The data —
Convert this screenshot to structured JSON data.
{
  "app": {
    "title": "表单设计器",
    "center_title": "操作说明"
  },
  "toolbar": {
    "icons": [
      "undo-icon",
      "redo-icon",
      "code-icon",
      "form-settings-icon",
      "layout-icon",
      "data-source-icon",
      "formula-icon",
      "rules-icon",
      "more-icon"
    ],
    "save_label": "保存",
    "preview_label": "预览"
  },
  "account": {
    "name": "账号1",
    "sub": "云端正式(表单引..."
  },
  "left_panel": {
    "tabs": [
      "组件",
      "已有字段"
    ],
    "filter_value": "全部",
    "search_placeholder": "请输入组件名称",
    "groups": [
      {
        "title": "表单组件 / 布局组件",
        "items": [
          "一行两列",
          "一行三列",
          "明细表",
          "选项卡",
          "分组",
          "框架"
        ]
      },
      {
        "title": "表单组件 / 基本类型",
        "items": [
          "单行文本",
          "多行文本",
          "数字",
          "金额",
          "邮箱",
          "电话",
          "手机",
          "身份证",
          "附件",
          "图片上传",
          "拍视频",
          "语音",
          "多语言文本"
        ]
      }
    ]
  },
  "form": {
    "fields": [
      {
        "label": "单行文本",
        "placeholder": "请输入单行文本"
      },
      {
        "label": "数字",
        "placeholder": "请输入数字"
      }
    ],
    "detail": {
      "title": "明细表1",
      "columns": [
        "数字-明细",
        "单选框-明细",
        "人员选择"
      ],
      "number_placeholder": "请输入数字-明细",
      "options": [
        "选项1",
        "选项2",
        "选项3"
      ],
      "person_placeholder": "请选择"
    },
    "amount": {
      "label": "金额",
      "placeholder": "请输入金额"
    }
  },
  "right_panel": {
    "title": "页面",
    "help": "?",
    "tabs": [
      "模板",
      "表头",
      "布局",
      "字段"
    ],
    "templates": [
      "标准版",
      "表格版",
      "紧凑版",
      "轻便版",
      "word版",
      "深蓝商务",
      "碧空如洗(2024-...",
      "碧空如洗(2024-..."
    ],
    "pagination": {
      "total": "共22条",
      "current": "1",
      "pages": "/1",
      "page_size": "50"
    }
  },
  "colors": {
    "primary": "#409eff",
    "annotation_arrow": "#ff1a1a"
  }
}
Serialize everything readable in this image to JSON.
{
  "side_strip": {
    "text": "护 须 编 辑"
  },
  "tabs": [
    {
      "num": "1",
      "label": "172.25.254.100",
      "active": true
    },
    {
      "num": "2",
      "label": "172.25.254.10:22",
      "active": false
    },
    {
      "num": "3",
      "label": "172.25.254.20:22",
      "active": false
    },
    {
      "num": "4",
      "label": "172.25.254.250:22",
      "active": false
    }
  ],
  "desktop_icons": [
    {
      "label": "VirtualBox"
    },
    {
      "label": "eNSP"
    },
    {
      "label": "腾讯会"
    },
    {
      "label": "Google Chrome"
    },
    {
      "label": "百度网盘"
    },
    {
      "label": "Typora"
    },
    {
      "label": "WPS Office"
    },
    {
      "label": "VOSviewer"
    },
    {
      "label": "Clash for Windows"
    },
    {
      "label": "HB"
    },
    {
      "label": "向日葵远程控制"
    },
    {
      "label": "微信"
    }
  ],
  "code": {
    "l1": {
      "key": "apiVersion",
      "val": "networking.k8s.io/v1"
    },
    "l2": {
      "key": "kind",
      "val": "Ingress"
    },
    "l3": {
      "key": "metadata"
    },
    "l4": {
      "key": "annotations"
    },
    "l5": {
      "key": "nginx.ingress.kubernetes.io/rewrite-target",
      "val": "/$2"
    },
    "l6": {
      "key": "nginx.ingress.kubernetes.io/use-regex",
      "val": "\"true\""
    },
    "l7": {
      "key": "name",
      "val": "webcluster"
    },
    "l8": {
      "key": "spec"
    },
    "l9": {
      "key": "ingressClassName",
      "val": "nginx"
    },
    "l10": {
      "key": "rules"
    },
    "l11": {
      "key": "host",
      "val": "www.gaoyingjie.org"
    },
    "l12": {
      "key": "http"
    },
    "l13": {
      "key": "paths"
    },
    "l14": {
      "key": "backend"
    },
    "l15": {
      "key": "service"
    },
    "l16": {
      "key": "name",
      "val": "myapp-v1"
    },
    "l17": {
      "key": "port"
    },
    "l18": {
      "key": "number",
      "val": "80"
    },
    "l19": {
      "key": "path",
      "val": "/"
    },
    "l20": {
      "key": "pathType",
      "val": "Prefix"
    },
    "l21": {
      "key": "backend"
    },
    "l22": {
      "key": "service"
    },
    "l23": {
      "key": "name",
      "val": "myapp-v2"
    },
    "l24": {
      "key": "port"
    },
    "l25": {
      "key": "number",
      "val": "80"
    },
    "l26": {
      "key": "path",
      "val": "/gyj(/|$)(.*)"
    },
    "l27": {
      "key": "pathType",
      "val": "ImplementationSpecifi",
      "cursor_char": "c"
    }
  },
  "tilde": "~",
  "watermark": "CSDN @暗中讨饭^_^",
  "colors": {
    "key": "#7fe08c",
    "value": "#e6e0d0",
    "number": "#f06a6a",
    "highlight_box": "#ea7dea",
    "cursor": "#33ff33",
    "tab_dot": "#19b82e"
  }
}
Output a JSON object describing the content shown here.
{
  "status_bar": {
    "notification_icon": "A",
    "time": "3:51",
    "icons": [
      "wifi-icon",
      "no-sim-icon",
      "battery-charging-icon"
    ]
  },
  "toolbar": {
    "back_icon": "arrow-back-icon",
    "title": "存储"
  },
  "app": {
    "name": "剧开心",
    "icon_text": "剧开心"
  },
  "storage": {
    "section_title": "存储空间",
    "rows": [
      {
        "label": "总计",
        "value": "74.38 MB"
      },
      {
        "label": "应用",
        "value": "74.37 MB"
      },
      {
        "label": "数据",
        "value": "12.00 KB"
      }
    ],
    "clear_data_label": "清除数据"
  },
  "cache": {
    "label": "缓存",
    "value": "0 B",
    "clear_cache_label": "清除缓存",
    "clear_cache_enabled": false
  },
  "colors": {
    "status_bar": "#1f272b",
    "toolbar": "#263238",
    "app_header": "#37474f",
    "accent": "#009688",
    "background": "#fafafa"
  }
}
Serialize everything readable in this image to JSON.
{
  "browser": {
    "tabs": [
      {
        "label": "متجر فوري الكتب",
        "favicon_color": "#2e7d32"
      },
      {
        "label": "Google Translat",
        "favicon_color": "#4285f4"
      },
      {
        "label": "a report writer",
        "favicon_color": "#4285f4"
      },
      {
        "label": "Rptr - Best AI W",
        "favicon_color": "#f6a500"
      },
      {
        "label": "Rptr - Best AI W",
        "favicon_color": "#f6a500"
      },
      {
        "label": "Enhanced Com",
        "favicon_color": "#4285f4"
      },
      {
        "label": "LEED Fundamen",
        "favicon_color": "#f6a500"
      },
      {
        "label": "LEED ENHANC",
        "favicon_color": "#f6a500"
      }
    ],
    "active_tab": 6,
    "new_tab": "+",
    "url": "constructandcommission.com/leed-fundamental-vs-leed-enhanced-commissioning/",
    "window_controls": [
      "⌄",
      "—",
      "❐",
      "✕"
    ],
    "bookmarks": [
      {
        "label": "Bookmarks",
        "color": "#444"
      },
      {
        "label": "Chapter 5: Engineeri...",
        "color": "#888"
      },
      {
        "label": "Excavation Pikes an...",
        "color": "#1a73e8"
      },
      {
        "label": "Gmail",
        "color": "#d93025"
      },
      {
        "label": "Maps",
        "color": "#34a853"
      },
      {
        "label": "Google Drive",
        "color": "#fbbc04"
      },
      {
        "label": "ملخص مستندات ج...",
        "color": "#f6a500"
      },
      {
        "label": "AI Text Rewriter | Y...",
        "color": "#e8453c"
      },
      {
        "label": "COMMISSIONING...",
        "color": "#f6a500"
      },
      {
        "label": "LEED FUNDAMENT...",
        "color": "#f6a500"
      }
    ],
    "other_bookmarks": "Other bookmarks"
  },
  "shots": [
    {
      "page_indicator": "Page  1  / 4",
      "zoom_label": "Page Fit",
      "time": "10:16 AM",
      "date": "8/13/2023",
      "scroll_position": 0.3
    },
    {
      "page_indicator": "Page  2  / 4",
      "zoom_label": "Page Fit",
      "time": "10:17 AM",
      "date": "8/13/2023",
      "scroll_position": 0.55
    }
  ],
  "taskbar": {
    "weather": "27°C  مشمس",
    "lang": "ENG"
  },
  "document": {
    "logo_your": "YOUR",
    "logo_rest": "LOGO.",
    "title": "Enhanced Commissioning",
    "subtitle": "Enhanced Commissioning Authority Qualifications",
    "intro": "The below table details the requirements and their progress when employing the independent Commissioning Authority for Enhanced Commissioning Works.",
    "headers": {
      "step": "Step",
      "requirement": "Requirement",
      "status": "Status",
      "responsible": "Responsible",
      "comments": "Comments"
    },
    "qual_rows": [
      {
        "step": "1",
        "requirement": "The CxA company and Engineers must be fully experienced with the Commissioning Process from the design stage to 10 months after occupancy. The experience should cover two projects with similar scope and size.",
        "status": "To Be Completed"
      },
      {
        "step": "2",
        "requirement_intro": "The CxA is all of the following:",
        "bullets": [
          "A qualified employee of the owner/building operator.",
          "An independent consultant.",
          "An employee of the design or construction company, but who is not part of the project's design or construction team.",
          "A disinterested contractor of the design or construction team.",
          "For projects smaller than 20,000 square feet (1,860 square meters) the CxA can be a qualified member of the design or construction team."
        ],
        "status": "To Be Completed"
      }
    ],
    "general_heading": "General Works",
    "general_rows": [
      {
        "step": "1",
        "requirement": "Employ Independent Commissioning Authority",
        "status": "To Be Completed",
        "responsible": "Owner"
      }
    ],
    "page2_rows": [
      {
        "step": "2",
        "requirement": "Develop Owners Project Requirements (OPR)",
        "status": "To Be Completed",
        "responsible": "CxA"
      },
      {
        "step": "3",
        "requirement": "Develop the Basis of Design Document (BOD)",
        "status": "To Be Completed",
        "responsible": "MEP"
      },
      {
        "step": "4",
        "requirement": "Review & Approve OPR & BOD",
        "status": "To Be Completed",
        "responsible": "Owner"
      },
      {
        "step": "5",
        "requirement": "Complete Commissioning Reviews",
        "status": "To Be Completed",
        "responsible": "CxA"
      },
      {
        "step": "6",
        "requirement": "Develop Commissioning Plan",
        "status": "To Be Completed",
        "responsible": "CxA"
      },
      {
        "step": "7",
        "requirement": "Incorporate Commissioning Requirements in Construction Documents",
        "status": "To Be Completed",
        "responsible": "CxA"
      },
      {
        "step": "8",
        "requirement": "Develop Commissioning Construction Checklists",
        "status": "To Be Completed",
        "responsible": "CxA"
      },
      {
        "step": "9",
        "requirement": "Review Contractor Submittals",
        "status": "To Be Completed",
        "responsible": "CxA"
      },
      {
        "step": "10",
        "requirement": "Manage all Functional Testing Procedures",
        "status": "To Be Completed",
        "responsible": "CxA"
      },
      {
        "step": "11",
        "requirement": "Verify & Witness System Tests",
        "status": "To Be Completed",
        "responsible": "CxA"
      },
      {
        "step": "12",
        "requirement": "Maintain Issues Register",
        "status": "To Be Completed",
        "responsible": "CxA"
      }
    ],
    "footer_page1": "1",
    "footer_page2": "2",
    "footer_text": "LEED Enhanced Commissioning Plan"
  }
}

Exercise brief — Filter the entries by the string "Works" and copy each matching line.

Solution to this exercise —
    "intro": "The below table details the requirements and their progress when employing the independent Commissioning Authority for Enhanced Commissioning Works.",
    "general_heading": "General Works",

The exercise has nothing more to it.